Extreme Heat Halts 2014 Australian OpenBy: Chad Sweely - January 17, 2014
While extreme cold temperatures blasted many parts of the United States this winter, Australia is seeing record-breaking high temperatures as many regions of the “land down under” reach above 100 degrees (Fahrenheit). With these temperatures being so high, it does a take toll on the tennis players who play outside in this year’s Australian Open, held in Melbourne, Australia.
On day four of the Australian Open, all outdoor tennis matches were halted as the event’s Extreme Heat Policy went into affect just prior to 2 P.M. on Thursday, January 16th. According to The Weather Channel, the temperature reached 110 degrees Fahrenheit at this time, making playing conditions unbearable for the tennis players who were currently competing outside at the time.
Australia’s Sydney Morning Herald reports that tournament referee Wayne McEwen enacted the heat policy during the day, deeming the intolerable heat conditions unsafe for tennis players. An announcement that the games were halted was then immediately announced on the Australian Open’s official Twitter account.
The Extreme Heat Policy has now been implemented. More to follow. #ausopen
— Australian Open (@AustralianOpen) January 16, 2014

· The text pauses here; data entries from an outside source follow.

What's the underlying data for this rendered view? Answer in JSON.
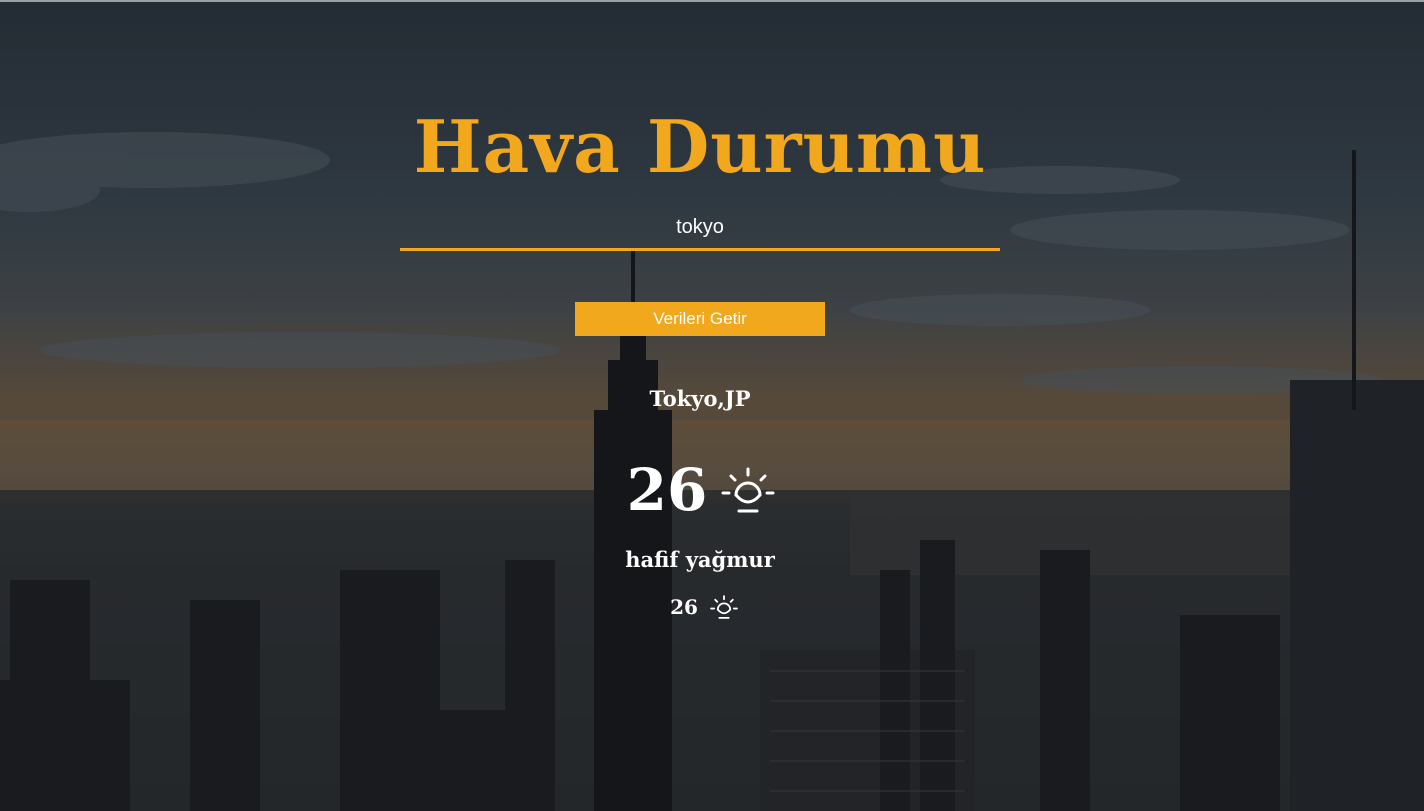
{
  "header": {
    "title": "Hava Durumu"
  },
  "search": {
    "value": "tokyo",
    "placeholder": ""
  },
  "actions": {
    "fetch_label": "Verileri Getir"
  },
  "weather": {
    "location": "Tokyo,JP",
    "temperature": "26",
    "description": "hafif yağmur",
    "secondary_temperature": "26",
    "icon": "sunrise-icon"
  },
  "colors": {
    "accent": "#f2a81d",
    "text": "#ffffff"
  }
}
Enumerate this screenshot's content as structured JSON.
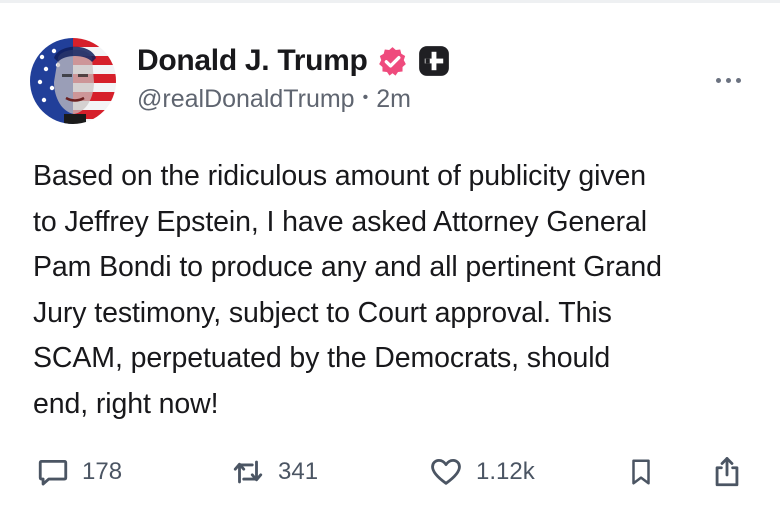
{
  "author": {
    "display_name": "Donald J. Trump",
    "handle": "@realDonaldTrump",
    "separator": "•",
    "time_ago": "2m",
    "verified_icon": "verified-badge-icon",
    "verified_color": "#ef4b7d",
    "plus_icon": "plus-badge-icon"
  },
  "post": {
    "lines": [
      "Based on the ridiculous amount of publicity given",
      "to Jeffrey Epstein, I have asked Attorney General",
      "Pam Bondi to produce any and all pertinent Grand",
      "Jury testimony, subject to Court approval. This",
      "SCAM, perpetuated by the Democrats, should",
      "end, right now!"
    ]
  },
  "actions": {
    "replies": {
      "icon": "comment-icon",
      "count": "178"
    },
    "reposts": {
      "icon": "repost-icon",
      "count": "341"
    },
    "likes": {
      "icon": "heart-icon",
      "count": "1.12k"
    },
    "bookmark": {
      "icon": "bookmark-icon"
    },
    "share": {
      "icon": "share-icon"
    }
  },
  "more_menu": {
    "icon": "more-horizontal-icon"
  }
}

The Weather Channel also states that this is the first time that outside tennis play has been halted since 2009. Games later resumed at the Australian Open after 6 P.M. as the temperatures started to cool down in the evening.
Not only did the Australian Open encounter the extreme heat wave, but later encountered strong thunder storms. Many Twitter users at the event caught some pictures of the crazy weather pattern and shared them with the rest of the world. An example of the lightning can be seen below.
After the 108-degree heat baked the Australian Open, a massive thunderstorm moved in with frightening lightning. pic.twitter.com/WArChUEqjO
— Mentality Mag (@MentalityMag) January 16, 2014
Image via Wikimedia Commons